§ REQUIREMENT
Read the records below and report each line in which "value" occurs.

---- SUPPLIED ENTRIES

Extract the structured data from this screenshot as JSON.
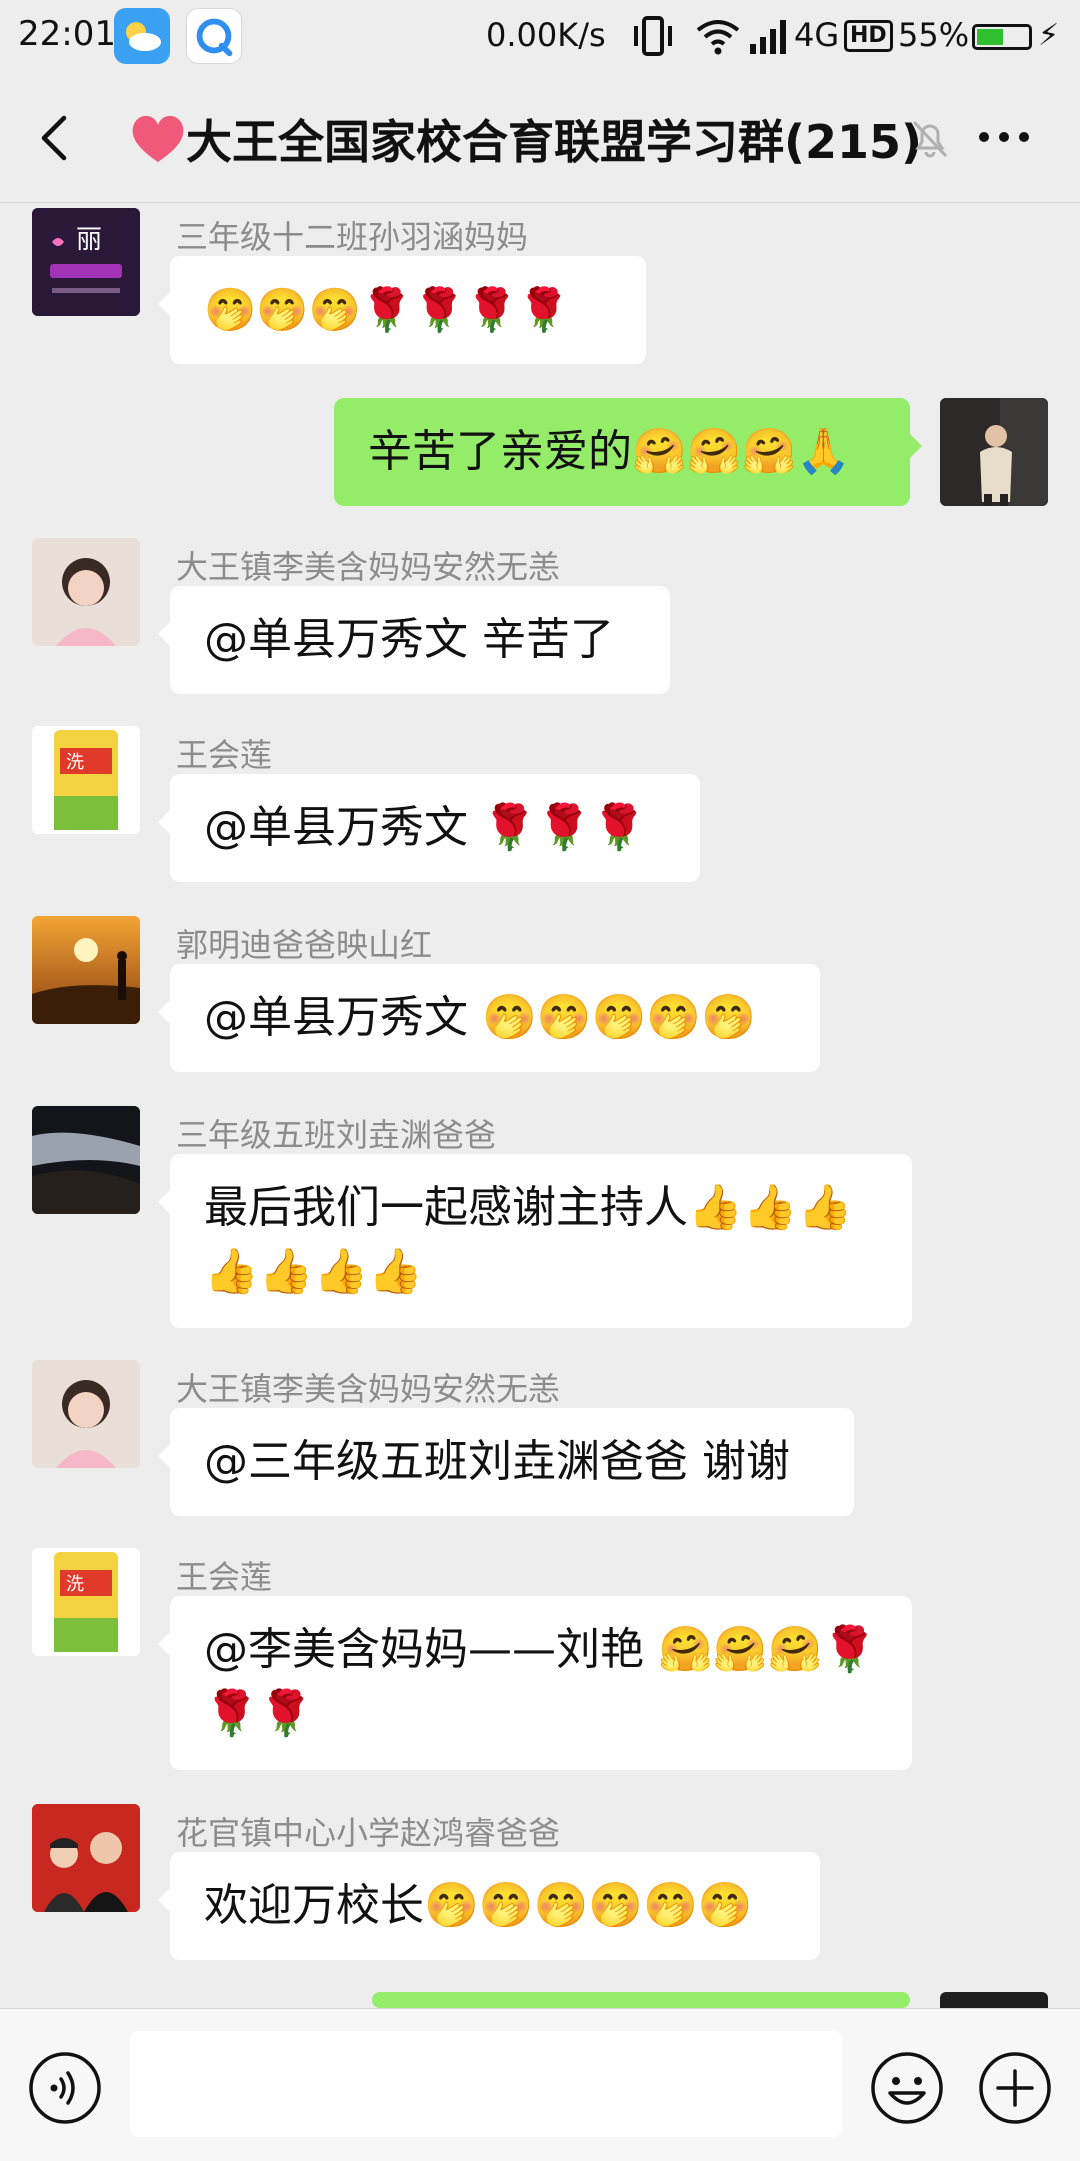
{
  "status_bar": {
    "time": "22:01",
    "net_speed": "0.00K/s",
    "network": "4G",
    "hd": "HD",
    "battery": "55%",
    "battery_level": 0.55,
    "icons": [
      "weather-app-icon",
      "browser-app-icon",
      "vibrate-icon",
      "wifi-icon",
      "signal-icon",
      "battery-icon",
      "charging-icon"
    ]
  },
  "header": {
    "title": "大王全国家校合育联盟学习群(215)",
    "icons": [
      "back-icon",
      "heart-icon",
      "mute-icon",
      "more-icon"
    ]
  },
  "messages": [
    {
      "sender": "三年级十二班孙羽涵妈妈",
      "text": "🤭🤭🤭🌹🌹🌹🌹"
    },
    {
      "sender": "",
      "text": "辛苦了亲爱的🤗🤗🤗🙏",
      "mine": true
    },
    {
      "sender": "大王镇李美含妈妈安然无恙",
      "text": "@单县万秀文  辛苦了"
    },
    {
      "sender": "王会莲",
      "text": "@单县万秀文 🌹🌹🌹"
    },
    {
      "sender": "郭明迪爸爸映山红",
      "text": "@单县万秀文 🤭🤭🤭🤭🤭"
    },
    {
      "sender": "三年级五班刘垚渊爸爸",
      "text": "最后我们一起感谢主持人👍👍👍👍👍👍👍"
    },
    {
      "sender": "大王镇李美含妈妈安然无恙",
      "text": "@三年级五班刘垚渊爸爸  谢谢"
    },
    {
      "sender": "王会莲",
      "text": "@李美含妈妈——刘艳 🤗🤗🤗🌹🌹🌹"
    },
    {
      "sender": "花官镇中心小学赵鸿睿爸爸",
      "text": "欢迎万校长🤭🤭🤭🤭🤭🤭"
    }
  ],
  "input_bar": {
    "placeholder": "",
    "icons": [
      "voice-icon",
      "emoji-icon",
      "plus-icon"
    ]
  }
}
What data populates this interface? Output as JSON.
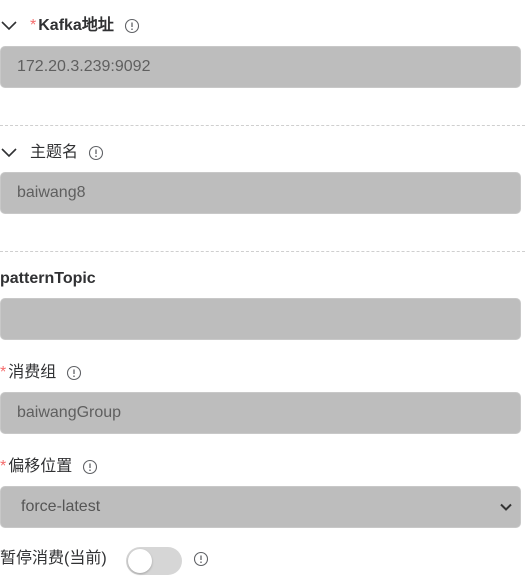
{
  "kafka_address": {
    "required_mark": "*",
    "label": "Kafka地址",
    "value": "172.20.3.239:9092",
    "collapse_icon": "chevron-down-icon",
    "info_icon": "info-circle-icon"
  },
  "topic_name": {
    "label": "主题名",
    "value": "baiwang8",
    "collapse_icon": "chevron-down-icon",
    "info_icon": "info-circle-icon"
  },
  "pattern_topic": {
    "label": "patternTopic",
    "value": ""
  },
  "consumer_group": {
    "required_mark": "*",
    "label": "消费组",
    "value": "baiwangGroup",
    "info_icon": "info-circle-icon"
  },
  "offset_position": {
    "required_mark": "*",
    "label": "偏移位置",
    "selected": "force-latest",
    "info_icon": "info-circle-icon"
  },
  "pause_consumption": {
    "label": "暂停消费(当前)",
    "enabled": false,
    "info_icon": "info-circle-icon"
  },
  "colors": {
    "required": "#f56c6c",
    "input_bg": "#bdbdbd",
    "toggle_off": "#d6d6d6"
  }
}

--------

§ REPLY TO THE TASK
    "value": "172.20.3.239:9092",
    "value": "baiwang8",
    "value": ""
    "value": "baiwangGroup",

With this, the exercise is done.